• WHAT TO WORK ON: Copy every line of the entries that includes the word "title".

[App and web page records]
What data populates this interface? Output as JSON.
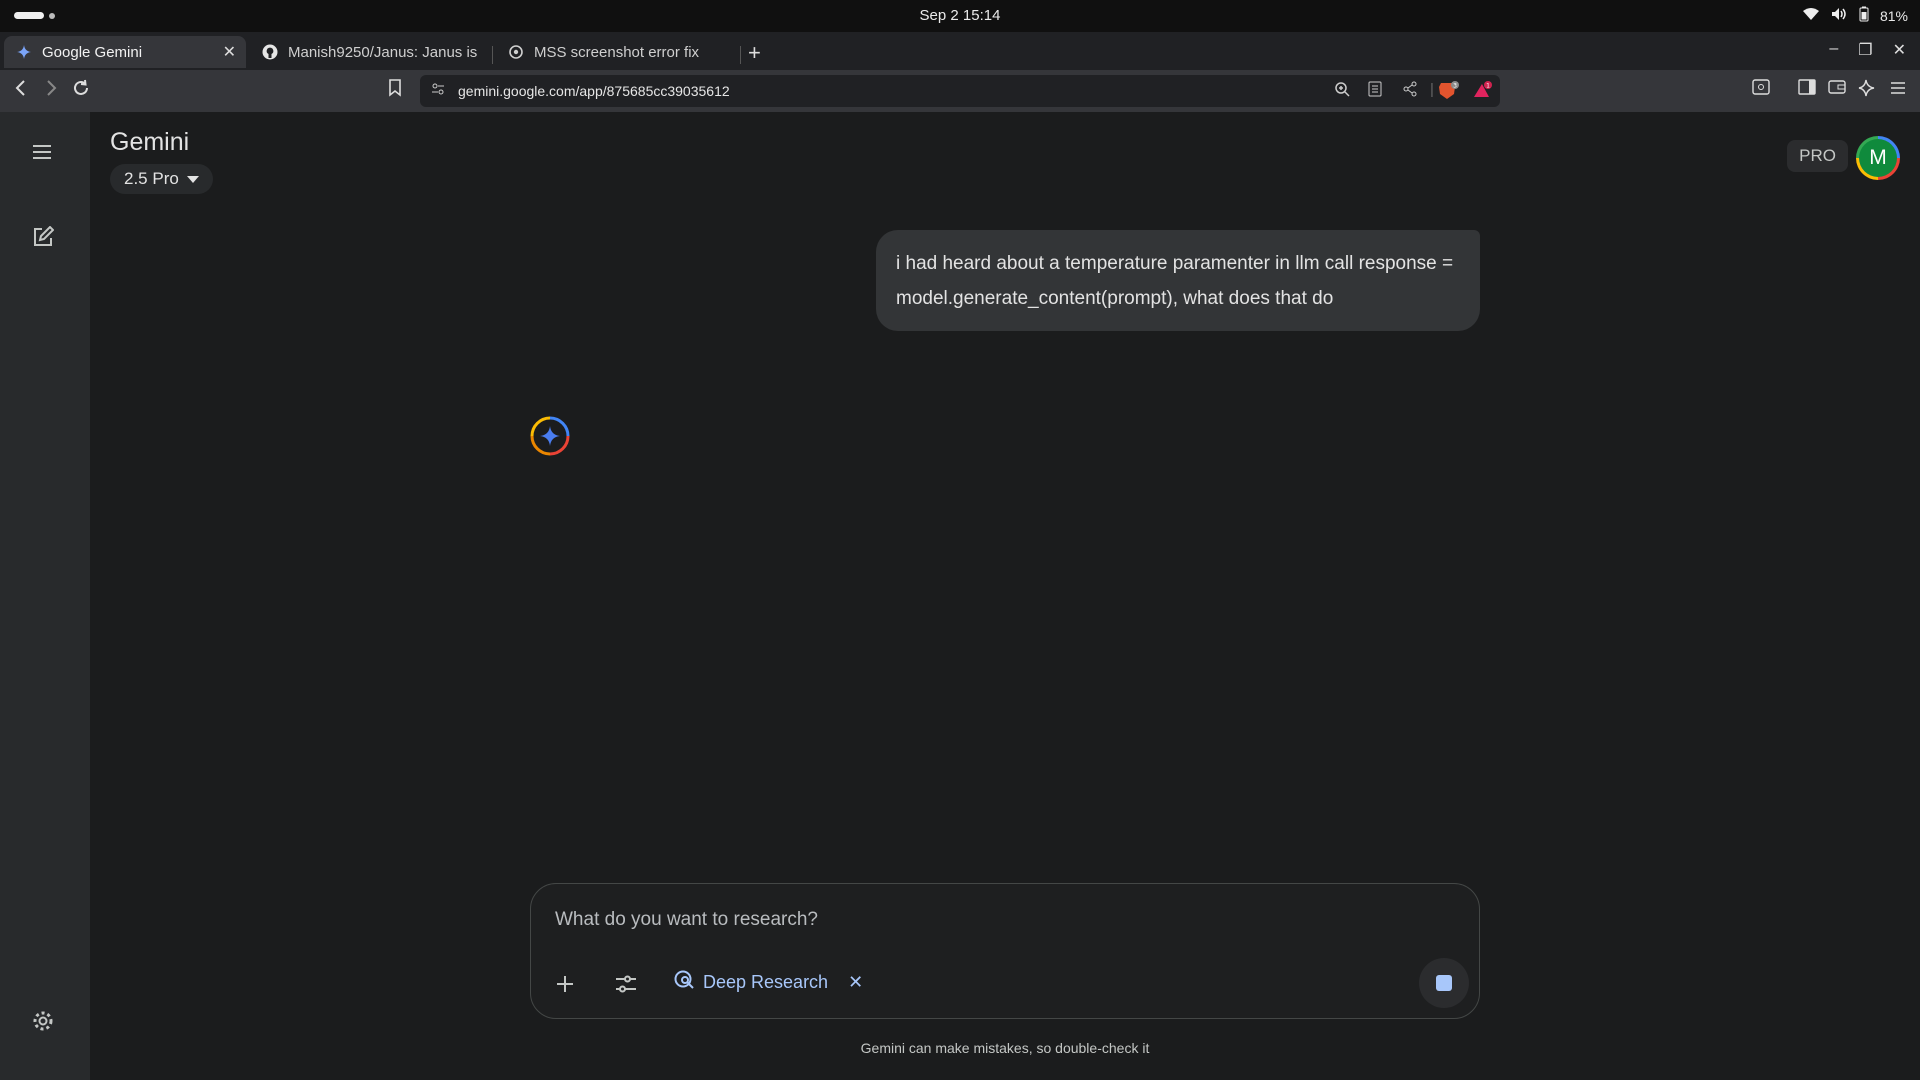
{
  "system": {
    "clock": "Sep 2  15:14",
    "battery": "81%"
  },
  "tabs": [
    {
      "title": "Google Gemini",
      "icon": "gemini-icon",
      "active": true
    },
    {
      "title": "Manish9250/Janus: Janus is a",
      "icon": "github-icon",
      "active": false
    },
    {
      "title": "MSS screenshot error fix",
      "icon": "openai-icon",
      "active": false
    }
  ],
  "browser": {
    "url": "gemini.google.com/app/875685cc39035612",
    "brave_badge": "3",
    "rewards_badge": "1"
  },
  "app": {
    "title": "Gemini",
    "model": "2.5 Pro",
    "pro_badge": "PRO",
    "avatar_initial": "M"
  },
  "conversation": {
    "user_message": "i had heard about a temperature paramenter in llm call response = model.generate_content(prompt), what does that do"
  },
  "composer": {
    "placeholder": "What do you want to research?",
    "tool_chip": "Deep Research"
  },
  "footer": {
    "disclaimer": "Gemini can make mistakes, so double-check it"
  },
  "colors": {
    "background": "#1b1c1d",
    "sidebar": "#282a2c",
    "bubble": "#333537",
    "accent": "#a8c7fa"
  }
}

• REPLY TO THE EXERCISE:
      "title": "Google Gemini",
      "title": "Manish9250/Janus: Janus is a",
      "title": "MSS screenshot error fix",
    "title": "Gemini",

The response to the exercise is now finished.